How to complete this task: Every record here needs to be written out again exactly.

........

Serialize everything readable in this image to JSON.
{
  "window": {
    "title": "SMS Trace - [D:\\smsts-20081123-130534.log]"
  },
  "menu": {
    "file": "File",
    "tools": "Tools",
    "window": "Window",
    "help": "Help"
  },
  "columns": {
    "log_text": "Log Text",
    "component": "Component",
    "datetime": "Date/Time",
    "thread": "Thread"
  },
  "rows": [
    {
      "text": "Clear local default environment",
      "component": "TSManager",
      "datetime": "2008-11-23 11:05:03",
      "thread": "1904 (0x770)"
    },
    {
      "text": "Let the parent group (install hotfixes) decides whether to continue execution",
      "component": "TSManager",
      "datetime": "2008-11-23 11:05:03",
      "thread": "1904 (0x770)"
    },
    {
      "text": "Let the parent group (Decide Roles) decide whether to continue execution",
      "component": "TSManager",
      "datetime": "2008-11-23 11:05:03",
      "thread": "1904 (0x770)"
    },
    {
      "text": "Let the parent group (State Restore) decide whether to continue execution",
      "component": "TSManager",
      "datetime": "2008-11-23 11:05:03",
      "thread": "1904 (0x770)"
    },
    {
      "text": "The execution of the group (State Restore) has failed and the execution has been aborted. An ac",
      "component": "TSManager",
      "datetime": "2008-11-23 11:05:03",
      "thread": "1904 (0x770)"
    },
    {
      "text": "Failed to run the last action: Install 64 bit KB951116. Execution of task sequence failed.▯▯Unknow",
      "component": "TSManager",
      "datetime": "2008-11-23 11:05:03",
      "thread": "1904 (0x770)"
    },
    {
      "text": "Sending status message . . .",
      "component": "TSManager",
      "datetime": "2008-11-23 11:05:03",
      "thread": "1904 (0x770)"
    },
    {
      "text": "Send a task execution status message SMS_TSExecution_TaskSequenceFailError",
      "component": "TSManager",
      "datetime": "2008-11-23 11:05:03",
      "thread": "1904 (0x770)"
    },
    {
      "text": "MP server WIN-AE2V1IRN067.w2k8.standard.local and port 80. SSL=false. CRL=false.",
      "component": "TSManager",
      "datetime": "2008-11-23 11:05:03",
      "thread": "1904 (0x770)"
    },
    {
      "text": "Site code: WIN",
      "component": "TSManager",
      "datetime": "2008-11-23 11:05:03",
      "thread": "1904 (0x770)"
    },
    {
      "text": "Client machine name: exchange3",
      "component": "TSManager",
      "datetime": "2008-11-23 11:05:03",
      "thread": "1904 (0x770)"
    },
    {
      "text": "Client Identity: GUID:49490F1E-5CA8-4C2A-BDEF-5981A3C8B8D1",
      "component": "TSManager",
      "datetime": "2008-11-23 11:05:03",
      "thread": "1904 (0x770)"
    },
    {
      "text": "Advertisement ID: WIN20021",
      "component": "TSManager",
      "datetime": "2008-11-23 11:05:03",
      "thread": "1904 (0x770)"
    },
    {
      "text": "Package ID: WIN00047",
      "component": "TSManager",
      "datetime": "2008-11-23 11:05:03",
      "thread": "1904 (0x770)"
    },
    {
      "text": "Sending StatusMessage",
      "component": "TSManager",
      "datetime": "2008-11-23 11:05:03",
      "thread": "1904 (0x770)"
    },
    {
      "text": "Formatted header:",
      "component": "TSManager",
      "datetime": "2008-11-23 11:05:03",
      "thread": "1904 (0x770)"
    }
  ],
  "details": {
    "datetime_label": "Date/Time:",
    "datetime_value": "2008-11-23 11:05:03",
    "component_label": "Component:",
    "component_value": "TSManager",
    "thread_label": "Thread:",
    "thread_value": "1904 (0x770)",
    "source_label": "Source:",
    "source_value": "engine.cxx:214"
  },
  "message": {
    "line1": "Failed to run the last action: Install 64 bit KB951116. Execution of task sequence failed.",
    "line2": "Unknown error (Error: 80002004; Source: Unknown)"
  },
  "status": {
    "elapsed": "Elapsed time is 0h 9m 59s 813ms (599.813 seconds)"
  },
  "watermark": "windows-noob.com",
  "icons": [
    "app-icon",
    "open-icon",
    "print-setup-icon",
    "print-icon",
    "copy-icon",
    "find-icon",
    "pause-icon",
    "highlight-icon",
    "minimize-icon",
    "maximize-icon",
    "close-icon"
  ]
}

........

Solved exercise:
Serialize everything readable in this image to JSON.
{
  "window": {
    "title": "SMS Trace - [D:\\smsts-20081123-130534.log]"
  },
  "menu": {
    "file": "File",
    "tools": "Tools",
    "window": "Window",
    "help": "Help"
  },
  "columns": {
    "log_text": "Log Text",
    "component": "Component",
    "datetime": "Date/Time",
    "thread": "Thread"
  },
  "rows": [
    {
      "text": "Clear local default environment",
      "component": "TSManager",
      "datetime": "2008-11-23 11:05:03",
      "thread": "1904 (0x770)"
    },
    {
      "text": "Let the parent group (install hotfixes) decides whether to continue execution",
      "component": "TSManager",
      "datetime": "2008-11-23 11:05:03",
      "thread": "1904 (0x770)"
    },
    {
      "text": "Let the parent group (Decide Roles) decide whether to continue execution",
      "component": "TSManager",
      "datetime": "2008-11-23 11:05:03",
      "thread": "1904 (0x770)"
    },
    {
      "text": "Let the parent group (State Restore) decide whether to continue execution",
      "component": "TSManager",
      "datetime": "2008-11-23 11:05:03",
      "thread": "1904 (0x770)"
    },
    {
      "text": "The execution of the group (State Restore) has failed and the execution has been aborted. An ac",
      "component": "TSManager",
      "datetime": "2008-11-23 11:05:03",
      "thread": "1904 (0x770)"
    },
    {
      "text": "Failed to run the last action: Install 64 bit KB951116. Execution of task sequence failed.▯▯Unknow",
      "component": "TSManager",
      "datetime": "2008-11-23 11:05:03",
      "thread": "1904 (0x770)"
    },
    {
      "text": "Sending status message . . .",
      "component": "TSManager",
      "datetime": "2008-11-23 11:05:03",
      "thread": "1904 (0x770)"
    },
    {
      "text": "Send a task execution status message SMS_TSExecution_TaskSequenceFailError",
      "component": "TSManager",
      "datetime": "2008-11-23 11:05:03",
      "thread": "1904 (0x770)"
    },
    {
      "text": "MP server WIN-AE2V1IRN067.w2k8.standard.local and port 80. SSL=false. CRL=false.",
      "component": "TSManager",
      "datetime": "2008-11-23 11:05:03",
      "thread": "1904 (0x770)"
    },
    {
      "text": "Site code: WIN",
      "component": "TSManager",
      "datetime": "2008-11-23 11:05:03",
      "thread": "1904 (0x770)"
    },
    {
      "text": "Client machine name: exchange3",
      "component": "TSManager",
      "datetime": "2008-11-23 11:05:03",
      "thread": "1904 (0x770)"
    },
    {
      "text": "Client Identity: GUID:49490F1E-5CA8-4C2A-BDEF-5981A3C8B8D1",
      "component": "TSManager",
      "datetime": "2008-11-23 11:05:03",
      "thread": "1904 (0x770)"
    },
    {
      "text": "Advertisement ID: WIN20021",
      "component": "TSManager",
      "datetime": "2008-11-23 11:05:03",
      "thread": "1904 (0x770)"
    },
    {
      "text": "Package ID: WIN00047",
      "component": "TSManager",
      "datetime": "2008-11-23 11:05:03",
      "thread": "1904 (0x770)"
    },
    {
      "text": "Sending StatusMessage",
      "component": "TSManager",
      "datetime": "2008-11-23 11:05:03",
      "thread": "1904 (0x770)"
    },
    {
      "text": "Formatted header:",
      "component": "TSManager",
      "datetime": "2008-11-23 11:05:03",
      "thread": "1904 (0x770)"
    }
  ],
  "details": {
    "datetime_label": "Date/Time:",
    "datetime_value": "2008-11-23 11:05:03",
    "component_label": "Component:",
    "component_value": "TSManager",
    "thread_label": "Thread:",
    "thread_value": "1904 (0x770)",
    "source_label": "Source:",
    "source_value": "engine.cxx:214"
  },
  "message": {
    "line1": "Failed to run the last action: Install 64 bit KB951116. Execution of task sequence failed.",
    "line2": "Unknown error (Error: 80002004; Source: Unknown)"
  },
  "status": {
    "elapsed": "Elapsed time is 0h 9m 59s 813ms (599.813 seconds)"
  },
  "watermark": "windows-noob.com",
  "icons": [
    "app-icon",
    "open-icon",
    "print-setup-icon",
    "print-icon",
    "copy-icon",
    "find-icon",
    "pause-icon",
    "highlight-icon",
    "minimize-icon",
    "maximize-icon",
    "close-icon"
  ]
}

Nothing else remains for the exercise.